I am in Seattle Washington attending the North Pacific Fishery Management Council (Council) meeting, now on my third day. I should be here until super bowl Sunday unless the meetings speed up on their agenda and we are done early. If not, I will be flying home during the game, and so my loss. The Council, amongst the slew of issues common in all their agenda’s: Bering Sea/Aleutian Island Pacific Cod fishery; Steller Sea lion; Amendment 80 Program; and others is the ever present problem of Chinook and Chum Salmon by catch issues in the billion dollar a year pollock fishery.

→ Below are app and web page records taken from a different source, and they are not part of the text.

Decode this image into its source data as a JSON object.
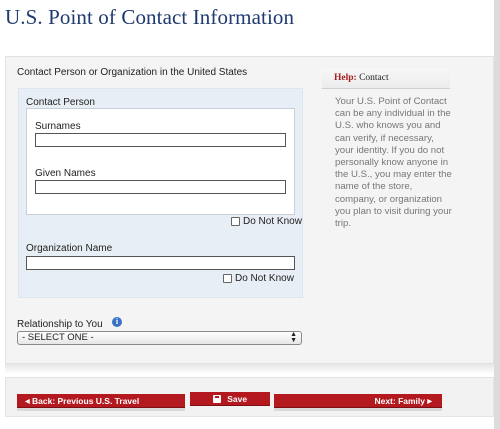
{
  "page": {
    "title": "U.S. Point of Contact Information"
  },
  "form": {
    "section_label": "Contact Person or Organization in the United States",
    "contact_person_label": "Contact Person",
    "surnames_label": "Surnames",
    "surnames_value": "",
    "given_names_label": "Given Names",
    "given_names_value": "",
    "do_not_know_label": "Do Not Know",
    "organization_label": "Organization Name",
    "organization_value": "",
    "org_do_not_know_label": "Do Not Know",
    "relationship_label": "Relationship to You",
    "relationship_selected": "- SELECT ONE -",
    "info_glyph": "i"
  },
  "help": {
    "prefix": "Help:",
    "title": "Contact",
    "text": "Your U.S. Point of Contact can be any individual in the U.S. who knows you and can verify, if necessary, your identity. If you do not personally know anyone in the U.S., you may enter the name of the store, company, or organization you plan to visit during your trip."
  },
  "nav": {
    "back_label": "Back: Previous U.S. Travel",
    "save_label": "Save",
    "next_label": "Next: Family"
  },
  "icons": {
    "back_arrow": "◀",
    "next_arrow": "▶",
    "save_icon": "disk-icon",
    "select_arrows": "▲▼"
  },
  "colors": {
    "title": "#1f3a6e",
    "button": "#b3191f",
    "help_accent": "#a52020",
    "info_icon": "#3a72c4"
  }
}
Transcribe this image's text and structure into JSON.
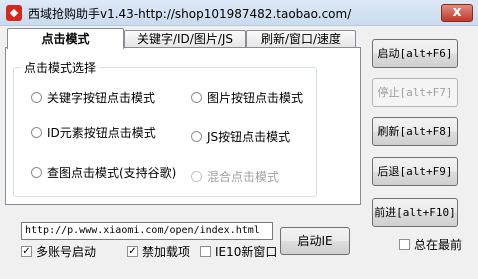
{
  "window": {
    "title": "西域抢购助手v1.43-http://shop101987482.taobao.com/",
    "close_label": "x"
  },
  "tabs": [
    {
      "label": "点击模式",
      "active": true
    },
    {
      "label": "关键字/ID/图片/JS",
      "active": false
    },
    {
      "label": "刷新/窗口/速度",
      "active": false
    }
  ],
  "group": {
    "title": "点击模式选择",
    "options": [
      {
        "label": "关键字按钮点击模式",
        "selected": false,
        "enabled": true
      },
      {
        "label": "图片按钮点击模式",
        "selected": false,
        "enabled": true
      },
      {
        "label": "ID元素按钮点击模式",
        "selected": false,
        "enabled": true
      },
      {
        "label": "JS按钮点击模式",
        "selected": false,
        "enabled": true
      },
      {
        "label": "查图点击模式(支持谷歌)",
        "selected": false,
        "enabled": true
      },
      {
        "label": "混合点击模式",
        "selected": false,
        "enabled": false
      }
    ]
  },
  "url_input": {
    "value": "http://p.www.xiaomi.com/open/index.html"
  },
  "start_ie_button": {
    "label": "启动IE"
  },
  "checkboxes": [
    {
      "label": "多账号启动",
      "checked": true
    },
    {
      "label": "禁加载项",
      "checked": true
    },
    {
      "label": "IE10新窗口",
      "checked": false
    }
  ],
  "side_buttons": [
    {
      "label": "启动[alt+F6]",
      "enabled": true
    },
    {
      "label": "停止[alt+F7]",
      "enabled": false
    },
    {
      "label": "刷新[alt+F8]",
      "enabled": true
    },
    {
      "label": "后退[alt+F9]",
      "enabled": true
    },
    {
      "label": "前进[alt+F10]",
      "enabled": true
    }
  ],
  "always_on_top": {
    "label": "总在最前",
    "checked": false
  },
  "colors": {
    "title_icon": "#d9261c",
    "close_button": "#c0392b",
    "disabled_text": "#a0a0a0"
  }
}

So, the ever-present problem of salmon by catch. The Council took up the issue of chinook/king salmon problem in the Bering Sea pollock fishery last year by saying, if I can get this right, that the pollock fishers are allowed to catch up to 47,000 king salmon, and if that’s reached, then to 60,000 king salmon hard cap. Something like that. Now the Council is struggling with how to limit, if possible, the amount of chum salmon caught in that same fishery. In 2005, the pollock fishers caught an estimated 705,963 chum salmon, which at an average weight of 15 pounds per fish, equals a total of 10,589,445 pounds of fish that were discarded and thrown back into the ocean as waste. To be far, the total amount of chum salmon caught as by catch in 2008 were down to 15,423 fish that shows some improvement in lessening the loss of these fish, or seafood. It is also estimated that 50% of these fish are from Asia coming from aquaculture facilities.
There are several ironies to this problem. One is, chum and chinook don’t migrate and feed together, as far as we know when they are out in the ocean. Chinook stay out in the ocean an average of 5 years while chum stay about 4 years maturing before they return to the stream they were born in to spawn. And so they remain separate while maturing. The pollock fishers know from experience where to fish for pollock but do not know where each species feed and mature. And so the problem. If we fish over here we might catch hundreds of chinook while if we fish over there, chums.
Part of the three recommended solutions to cut down on the amount of salmon by catch is to do what is called “rolling hot-spots.” That is, if too many salmon are caught over here, the area will be shut down so the pollock fishers have to move to another location to continue fishing. And so the fishers move and hope they will have better luck in this new area. Part of the problem is that should the pollock fishers catch a third of the total allowable numbers of salmon in one area, and the total amount for that area is not met, they can use up the difference in that new area. It can be confusing, but basically if the total amount of by catch salmon is, lets say, 40,000 fish, then 40,000 fish it is, rather than saving the fish and not destroying them. How is this conservation? The other irony seems to be: saving fish so that we can catch more fish?
So, off to the salt mines trying to understand this mess. If you think you know what all this means, please let me know. I will be happy to take the time to read your comments. Geee, I hope I make it home for the super bowl.
In Seattle at the NPFMC meetings.